Representatives from companies in sectors such as food, chemicals, construction materials and packaging took part in the International Market Profile Training workshops held in Riyadh and between 11 and 22 November.
The capacity building program was the result of cooperation between ITC, the International Islamic Trade Finance Corporation (ITFC) and the Saudi Export Development Authority (Saudi Exports) within the framework of the Aid for Trade Initiative for Arab States (AfTIAS) Program, a multi-donor, multi-agency initiative.

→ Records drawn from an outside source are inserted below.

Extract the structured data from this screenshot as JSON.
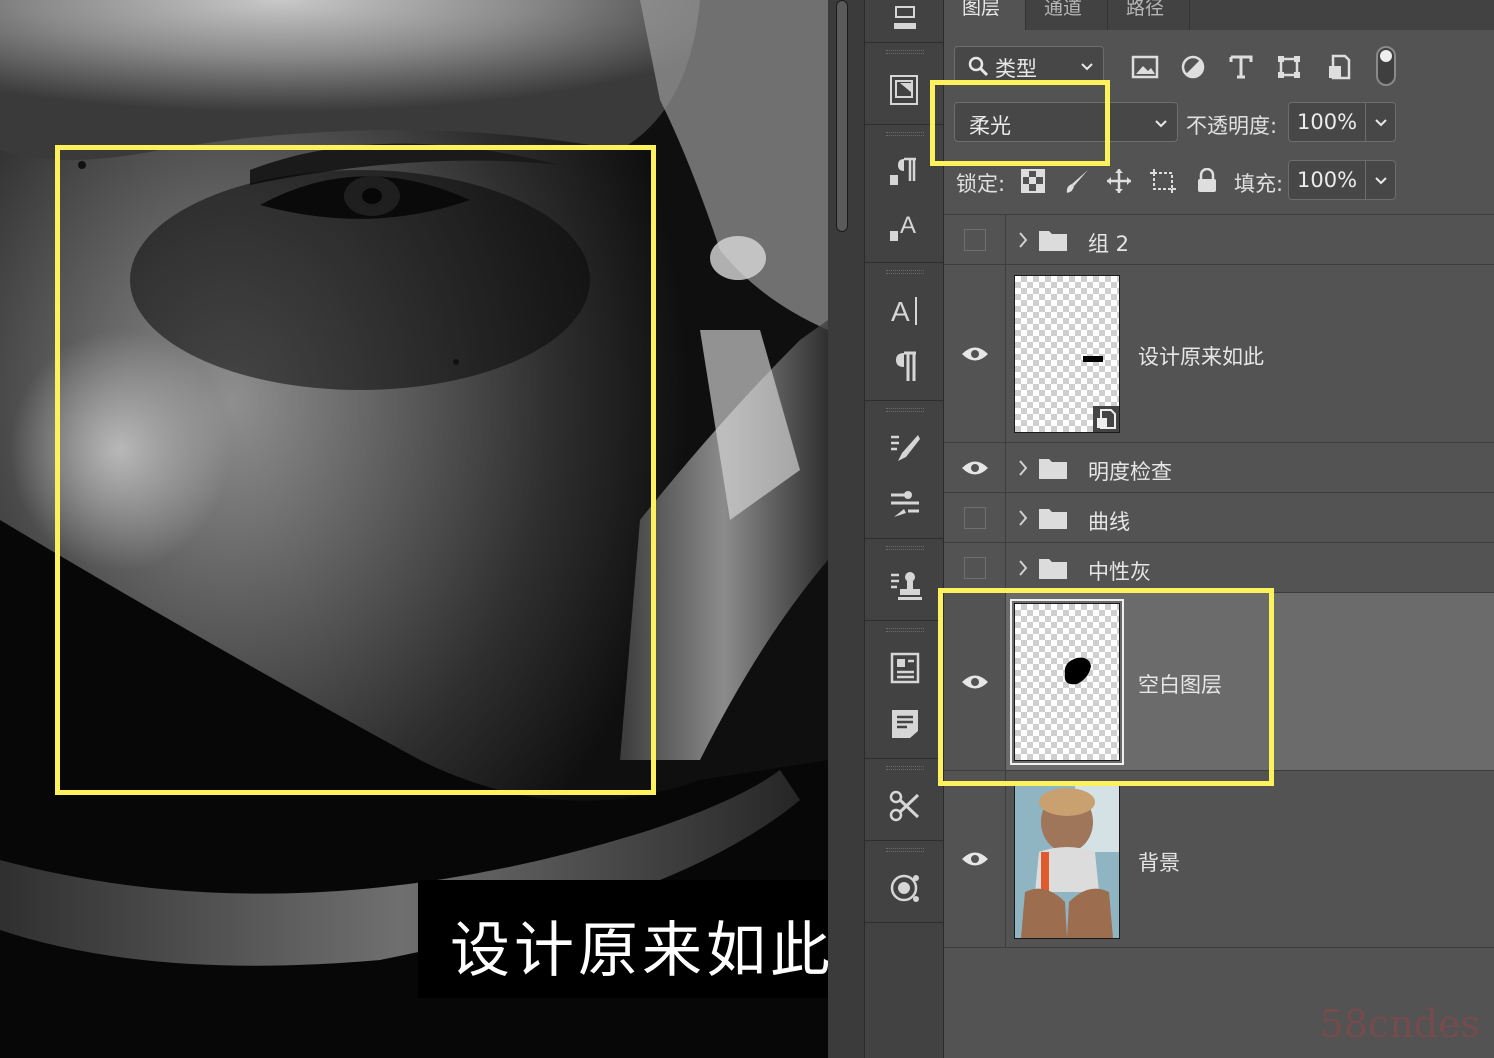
{
  "canvas": {
    "caption": "设计原来如此"
  },
  "tabs": [
    {
      "label": "图层",
      "active": true
    },
    {
      "label": "通道",
      "active": false
    },
    {
      "label": "路径",
      "active": false
    }
  ],
  "filter": {
    "kind_label": "类型",
    "icons": [
      "image-filter-icon",
      "adjustment-filter-icon",
      "type-filter-icon",
      "shape-filter-icon",
      "smart-object-filter-icon",
      "filter-toggle"
    ]
  },
  "blend": {
    "mode": "柔光",
    "opacity_label": "不透明度:",
    "opacity_value": "100%"
  },
  "lock": {
    "label": "锁定:",
    "fill_label": "填充:",
    "fill_value": "100%"
  },
  "layers": [
    {
      "name": "组 2",
      "type": "group",
      "visible": false
    },
    {
      "name": "设计原来如此",
      "type": "smart-object",
      "visible": true
    },
    {
      "name": "明度检查",
      "type": "group",
      "visible": true
    },
    {
      "name": "曲线",
      "type": "group",
      "visible": false
    },
    {
      "name": "中性灰",
      "type": "group",
      "visible": false
    },
    {
      "name": "空白图层",
      "type": "pixel",
      "visible": true,
      "selected": true
    },
    {
      "name": "背景",
      "type": "background",
      "visible": true
    }
  ],
  "watermark": "58cndes",
  "colors": {
    "highlight": "#fdf25c",
    "panel_bg": "#535353",
    "selected_row": "#6b6b6b"
  }
}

Exporting to a new market, or exporting a new product, is not straightforward for businesses: it involves doing market research, understanding demand trends, and eventually making informed decisions about product design, pricing and promotion. The workshop was designed to train participants to do just this, using ITC Market Analysis Tools to look at international market trends and requirements for products related to their businesses. They ultimately developed and presented market profiles combining trade data and business indicators to bolster their respective firms’ efforts to access foreign markets.
ITC Market Analysis Tools, which are free for users in all developing countries, include Trade Map, which provides indicators on export performance, international demand, alternative markets and companies’ contacts. Another tool is Market Access Map, which contains information on applied customs tariffs, trade remedies, and non-tariff measures. Sustainability Map offers exporters an overview of voluntary standards and global value chains.
The training workshop was led by two experts from ITC’s trade and market Intelligence team, Christophe Durand and Dzmitry Kniahin. They introduced two new ITC tools during the program, namely Market Price Information, which tracks daily export prices, and the Rules of Origin Facilitator, which allows businesses to spot tariff benefits under trade agreements and understand how to qualify for applicable origin criteria and certification requirements.
‘The Market Analysis Tools added to my knowledge on how to find export markets’, said Jehan Alshaeikh, an export officer with a chemicals and fertilizer company, who was one of the 34 participants in the programme. Talha Mashayekh, factory manager at a business that makes radiators and spare parts, praised the training for changing his perception of international business opportunities. ‘I am updating my international marketing plan to focus on customers in the most suitable market based on the proper market analysis I have conducted here’, said Ahmed Alyawar, export manager at a distributor and exporter of Saudi date products).
To ensure that Saudi businesses and policymakers can continue to have ready access to training in ITC Market Analysis Tools, Abdulrahman Alotaibi, a Saudi trade advisor, was selected to become a certified trainer to work with enterprises in researching and analyzing export markets. Mr. Alotaibi, who was a petroleum engineer before switching careers to work on helping Saudi non-oil exporters go global, met the qualification criteria and successfully passed the assessment by the two ITC experts. With his accreditation as the first ITC-certified trainer in the Gulf Cooperation Council (GCC) region, he can now execute on his passion by equipping Saudi businesses to use ITC tools to break into new markets around the world.